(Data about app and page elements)
====

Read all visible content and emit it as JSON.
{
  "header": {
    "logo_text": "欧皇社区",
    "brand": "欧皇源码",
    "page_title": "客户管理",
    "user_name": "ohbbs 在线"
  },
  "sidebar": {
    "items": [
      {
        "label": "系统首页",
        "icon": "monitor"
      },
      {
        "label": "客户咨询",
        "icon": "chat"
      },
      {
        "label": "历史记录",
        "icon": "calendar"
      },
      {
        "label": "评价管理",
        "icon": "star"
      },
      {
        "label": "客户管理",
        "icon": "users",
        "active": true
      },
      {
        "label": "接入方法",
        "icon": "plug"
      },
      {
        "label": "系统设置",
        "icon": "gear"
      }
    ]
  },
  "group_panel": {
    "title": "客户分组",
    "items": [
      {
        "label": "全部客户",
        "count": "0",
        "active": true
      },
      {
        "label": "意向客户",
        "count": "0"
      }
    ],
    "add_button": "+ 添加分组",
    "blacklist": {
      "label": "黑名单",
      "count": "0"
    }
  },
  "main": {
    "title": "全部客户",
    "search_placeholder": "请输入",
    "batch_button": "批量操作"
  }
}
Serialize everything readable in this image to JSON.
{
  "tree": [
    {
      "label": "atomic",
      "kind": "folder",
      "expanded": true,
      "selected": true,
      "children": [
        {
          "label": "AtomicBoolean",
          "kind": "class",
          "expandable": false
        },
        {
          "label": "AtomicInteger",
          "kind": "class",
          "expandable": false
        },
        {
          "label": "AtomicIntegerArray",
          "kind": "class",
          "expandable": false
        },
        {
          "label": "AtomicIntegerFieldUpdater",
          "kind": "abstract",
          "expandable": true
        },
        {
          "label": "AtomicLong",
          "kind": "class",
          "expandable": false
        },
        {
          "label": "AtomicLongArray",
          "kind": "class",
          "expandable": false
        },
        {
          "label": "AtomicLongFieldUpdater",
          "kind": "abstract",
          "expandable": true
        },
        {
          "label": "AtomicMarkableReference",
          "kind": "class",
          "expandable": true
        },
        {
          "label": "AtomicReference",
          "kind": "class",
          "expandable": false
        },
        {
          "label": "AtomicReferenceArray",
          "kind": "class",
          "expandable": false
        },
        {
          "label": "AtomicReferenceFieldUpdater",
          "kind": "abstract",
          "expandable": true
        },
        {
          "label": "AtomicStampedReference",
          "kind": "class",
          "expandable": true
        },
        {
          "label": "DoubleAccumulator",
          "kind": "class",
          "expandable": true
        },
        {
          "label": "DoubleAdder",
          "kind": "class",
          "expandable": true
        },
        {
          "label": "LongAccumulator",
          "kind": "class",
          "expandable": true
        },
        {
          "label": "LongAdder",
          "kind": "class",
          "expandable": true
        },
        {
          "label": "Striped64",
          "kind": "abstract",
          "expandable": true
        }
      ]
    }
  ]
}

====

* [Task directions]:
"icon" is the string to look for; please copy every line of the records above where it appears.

* [Exercise response]:
        "icon": "monitor"
        "icon": "chat"
        "icon": "calendar"
        "icon": "star"
        "icon": "users",
        "icon": "plug"
        "icon": "gear"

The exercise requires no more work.